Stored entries

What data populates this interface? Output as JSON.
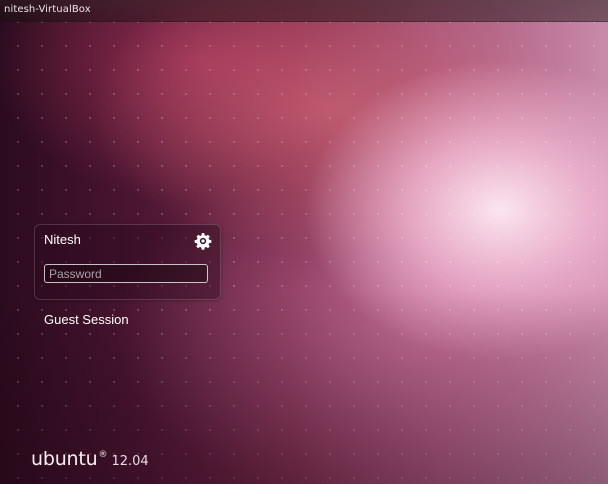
{
  "topbar": {
    "hostname": "nitesh-VirtualBox"
  },
  "login": {
    "username": "Nitesh",
    "settings_icon": "gear-icon",
    "password": {
      "value": "",
      "placeholder": "Password"
    }
  },
  "guest_session_label": "Guest Session",
  "branding": {
    "name": "ubuntu",
    "registered_mark": "®",
    "version": "12.04"
  }
}
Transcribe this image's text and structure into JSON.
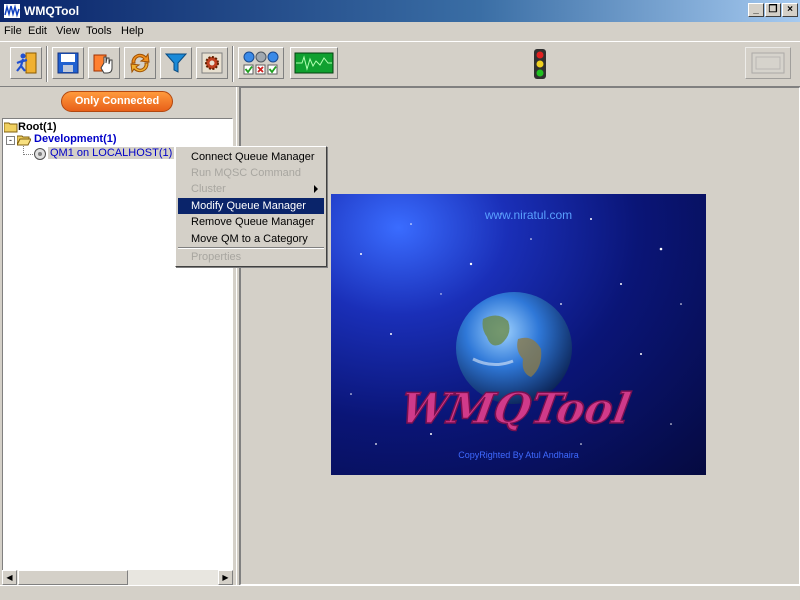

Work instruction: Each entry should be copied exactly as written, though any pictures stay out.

Answer to the problem:
What data populates this interface? Output as JSON.
{
  "topbar": {
    "hostname": "nitesh-VirtualBox"
  },
  "login": {
    "username": "Nitesh",
    "settings_icon": "gear-icon",
    "password": {
      "value": "",
      "placeholder": "Password"
    }
  },
  "guest_session_label": "Guest Session",
  "branding": {
    "name": "ubuntu",
    "registered_mark": "®",
    "version": "12.04"
  }
}
Transcribe this image's text and structure into JSON.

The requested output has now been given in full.